• **EXERCISE**
Scan the entries for lines with the word "莫春樾组", then copy those lines.

• **SUPPLIED DATA**
☆ ☆ ☆

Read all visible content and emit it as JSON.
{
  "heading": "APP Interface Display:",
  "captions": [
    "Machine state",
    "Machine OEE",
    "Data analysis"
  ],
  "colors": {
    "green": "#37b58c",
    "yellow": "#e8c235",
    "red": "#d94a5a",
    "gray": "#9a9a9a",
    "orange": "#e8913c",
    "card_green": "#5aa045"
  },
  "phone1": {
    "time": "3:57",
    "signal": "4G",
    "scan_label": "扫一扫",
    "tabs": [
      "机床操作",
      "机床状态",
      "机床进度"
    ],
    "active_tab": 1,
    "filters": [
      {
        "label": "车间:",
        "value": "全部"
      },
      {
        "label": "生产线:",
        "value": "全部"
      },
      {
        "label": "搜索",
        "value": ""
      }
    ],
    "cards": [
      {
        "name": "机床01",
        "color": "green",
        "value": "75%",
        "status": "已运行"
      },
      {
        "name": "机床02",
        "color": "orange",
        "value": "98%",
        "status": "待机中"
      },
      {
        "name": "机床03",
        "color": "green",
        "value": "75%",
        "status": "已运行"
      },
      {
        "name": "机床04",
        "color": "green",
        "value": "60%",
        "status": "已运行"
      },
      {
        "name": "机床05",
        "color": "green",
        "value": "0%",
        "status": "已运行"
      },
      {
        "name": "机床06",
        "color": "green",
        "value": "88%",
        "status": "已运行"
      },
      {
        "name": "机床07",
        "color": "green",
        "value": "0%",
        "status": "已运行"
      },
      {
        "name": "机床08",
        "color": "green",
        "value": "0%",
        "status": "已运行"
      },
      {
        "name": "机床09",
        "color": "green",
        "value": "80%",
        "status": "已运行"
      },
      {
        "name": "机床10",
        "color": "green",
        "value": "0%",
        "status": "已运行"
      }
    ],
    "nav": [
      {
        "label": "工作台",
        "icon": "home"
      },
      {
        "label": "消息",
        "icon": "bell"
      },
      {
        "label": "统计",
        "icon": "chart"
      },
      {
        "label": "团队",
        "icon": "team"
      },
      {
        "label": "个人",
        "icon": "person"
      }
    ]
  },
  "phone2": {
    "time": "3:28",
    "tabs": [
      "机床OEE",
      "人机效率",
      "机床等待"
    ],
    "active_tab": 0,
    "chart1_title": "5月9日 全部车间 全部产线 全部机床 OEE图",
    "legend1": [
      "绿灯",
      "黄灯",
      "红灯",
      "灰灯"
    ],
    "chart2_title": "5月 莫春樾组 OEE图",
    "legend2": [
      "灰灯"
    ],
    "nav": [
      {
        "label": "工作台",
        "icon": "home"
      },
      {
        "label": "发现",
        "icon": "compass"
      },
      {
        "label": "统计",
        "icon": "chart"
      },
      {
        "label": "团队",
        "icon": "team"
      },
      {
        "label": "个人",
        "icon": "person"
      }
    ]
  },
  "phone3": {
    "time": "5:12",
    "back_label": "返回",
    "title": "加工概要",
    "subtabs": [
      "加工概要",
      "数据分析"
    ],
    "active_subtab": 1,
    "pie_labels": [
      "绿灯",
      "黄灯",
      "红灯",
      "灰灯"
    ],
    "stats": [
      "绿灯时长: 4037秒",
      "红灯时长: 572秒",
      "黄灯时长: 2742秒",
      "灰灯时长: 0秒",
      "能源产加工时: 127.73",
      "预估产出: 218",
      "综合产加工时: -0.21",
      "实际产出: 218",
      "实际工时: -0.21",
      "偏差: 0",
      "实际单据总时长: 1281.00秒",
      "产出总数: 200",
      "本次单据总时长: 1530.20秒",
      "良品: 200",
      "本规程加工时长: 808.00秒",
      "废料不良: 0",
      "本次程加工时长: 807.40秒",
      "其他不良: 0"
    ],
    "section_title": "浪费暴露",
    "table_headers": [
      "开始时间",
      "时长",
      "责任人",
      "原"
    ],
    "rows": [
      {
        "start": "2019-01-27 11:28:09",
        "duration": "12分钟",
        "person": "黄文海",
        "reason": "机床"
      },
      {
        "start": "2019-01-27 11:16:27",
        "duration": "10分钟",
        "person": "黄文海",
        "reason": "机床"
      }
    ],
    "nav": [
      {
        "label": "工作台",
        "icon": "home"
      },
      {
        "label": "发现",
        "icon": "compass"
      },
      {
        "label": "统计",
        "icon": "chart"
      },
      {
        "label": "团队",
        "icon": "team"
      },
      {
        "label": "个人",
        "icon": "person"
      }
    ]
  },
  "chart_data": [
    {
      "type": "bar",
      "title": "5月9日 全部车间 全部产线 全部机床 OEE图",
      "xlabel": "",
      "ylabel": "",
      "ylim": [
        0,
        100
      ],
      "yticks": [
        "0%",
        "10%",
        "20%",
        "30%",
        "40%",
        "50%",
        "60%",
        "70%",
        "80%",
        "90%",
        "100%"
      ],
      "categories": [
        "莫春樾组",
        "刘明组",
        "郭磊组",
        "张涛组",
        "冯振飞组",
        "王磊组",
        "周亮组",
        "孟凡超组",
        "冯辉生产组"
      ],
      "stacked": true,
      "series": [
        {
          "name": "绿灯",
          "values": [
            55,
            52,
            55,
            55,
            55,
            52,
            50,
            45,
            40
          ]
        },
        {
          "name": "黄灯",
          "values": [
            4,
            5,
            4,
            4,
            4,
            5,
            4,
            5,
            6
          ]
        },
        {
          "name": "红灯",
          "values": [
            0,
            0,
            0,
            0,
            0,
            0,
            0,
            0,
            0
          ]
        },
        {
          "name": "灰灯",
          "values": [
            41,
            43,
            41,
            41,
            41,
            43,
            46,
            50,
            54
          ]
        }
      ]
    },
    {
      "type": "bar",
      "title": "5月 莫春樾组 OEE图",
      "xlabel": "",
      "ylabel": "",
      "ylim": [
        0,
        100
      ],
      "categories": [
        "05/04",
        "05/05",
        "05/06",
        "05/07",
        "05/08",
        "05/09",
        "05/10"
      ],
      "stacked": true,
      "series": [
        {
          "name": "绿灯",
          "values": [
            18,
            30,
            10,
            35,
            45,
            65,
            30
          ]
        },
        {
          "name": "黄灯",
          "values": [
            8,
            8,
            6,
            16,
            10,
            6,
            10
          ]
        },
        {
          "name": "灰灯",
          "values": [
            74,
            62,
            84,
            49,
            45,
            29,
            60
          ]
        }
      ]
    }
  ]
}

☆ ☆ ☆

• **EXPECTED ANSWER**
    "chart2_title": "5月 莫春樾组 OEE图",
        "莫春樾组",
      "title": "5月 莫春樾组 OEE图",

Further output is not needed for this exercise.